Arthur C. Clark, science fiction author and most famously known for his work on “2001: A Space Odyssey” and his early forecast of communication satellites, died Wednesday in Colombo, Sri Lanka at the age of 90.
Clark wrote nearly 100 books in his lifetime dealing mostly with the future of science and the idea that the destiny of the human race lied somewhere beyond the Earth. His writings shaped the way many people thought about science and technology and inspired a wide range of individuals ranging from scientific astronomer Carl Sagan to Gene Roddenberry with Star Trek.

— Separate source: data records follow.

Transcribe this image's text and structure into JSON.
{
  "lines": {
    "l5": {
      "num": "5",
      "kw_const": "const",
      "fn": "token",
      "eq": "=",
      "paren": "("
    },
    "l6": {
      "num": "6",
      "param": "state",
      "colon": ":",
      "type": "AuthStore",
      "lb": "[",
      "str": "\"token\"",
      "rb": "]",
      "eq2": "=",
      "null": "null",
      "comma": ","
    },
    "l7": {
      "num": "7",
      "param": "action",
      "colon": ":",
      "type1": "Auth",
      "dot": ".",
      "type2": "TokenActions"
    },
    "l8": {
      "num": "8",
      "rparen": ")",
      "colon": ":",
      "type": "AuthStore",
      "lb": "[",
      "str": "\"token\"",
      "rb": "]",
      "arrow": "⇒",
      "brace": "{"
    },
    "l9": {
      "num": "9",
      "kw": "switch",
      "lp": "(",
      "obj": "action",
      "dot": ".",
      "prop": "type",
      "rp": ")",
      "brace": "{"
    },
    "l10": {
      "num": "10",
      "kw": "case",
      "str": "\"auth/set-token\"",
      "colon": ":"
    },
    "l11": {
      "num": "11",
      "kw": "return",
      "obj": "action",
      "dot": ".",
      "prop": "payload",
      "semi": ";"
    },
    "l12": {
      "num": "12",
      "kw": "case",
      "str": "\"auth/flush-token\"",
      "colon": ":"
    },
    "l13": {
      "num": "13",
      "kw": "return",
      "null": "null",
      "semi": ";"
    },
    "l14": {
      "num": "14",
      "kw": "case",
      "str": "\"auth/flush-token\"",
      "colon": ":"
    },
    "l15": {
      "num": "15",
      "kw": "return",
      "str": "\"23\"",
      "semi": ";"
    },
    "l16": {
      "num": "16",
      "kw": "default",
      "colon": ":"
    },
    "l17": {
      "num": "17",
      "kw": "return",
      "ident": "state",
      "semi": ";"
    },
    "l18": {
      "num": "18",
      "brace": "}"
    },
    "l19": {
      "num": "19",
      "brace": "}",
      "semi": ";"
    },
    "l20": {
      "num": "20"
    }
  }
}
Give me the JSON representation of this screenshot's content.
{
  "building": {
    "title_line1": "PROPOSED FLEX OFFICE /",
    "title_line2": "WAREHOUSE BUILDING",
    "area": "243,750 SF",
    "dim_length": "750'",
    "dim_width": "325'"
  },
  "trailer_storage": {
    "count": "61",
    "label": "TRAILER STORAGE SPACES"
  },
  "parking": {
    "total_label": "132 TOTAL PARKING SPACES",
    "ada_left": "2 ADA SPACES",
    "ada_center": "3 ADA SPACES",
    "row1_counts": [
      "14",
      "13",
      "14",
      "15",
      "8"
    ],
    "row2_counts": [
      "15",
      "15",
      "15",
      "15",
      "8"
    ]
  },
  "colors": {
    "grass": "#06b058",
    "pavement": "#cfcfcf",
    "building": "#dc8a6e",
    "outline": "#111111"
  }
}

At the time of his death Clark was still active in writing, and was working on a novel titled “The Last Theorem”. He was quoted saying that the novel was taking longer than expected and could be his last, “…but then I’ve said that before.”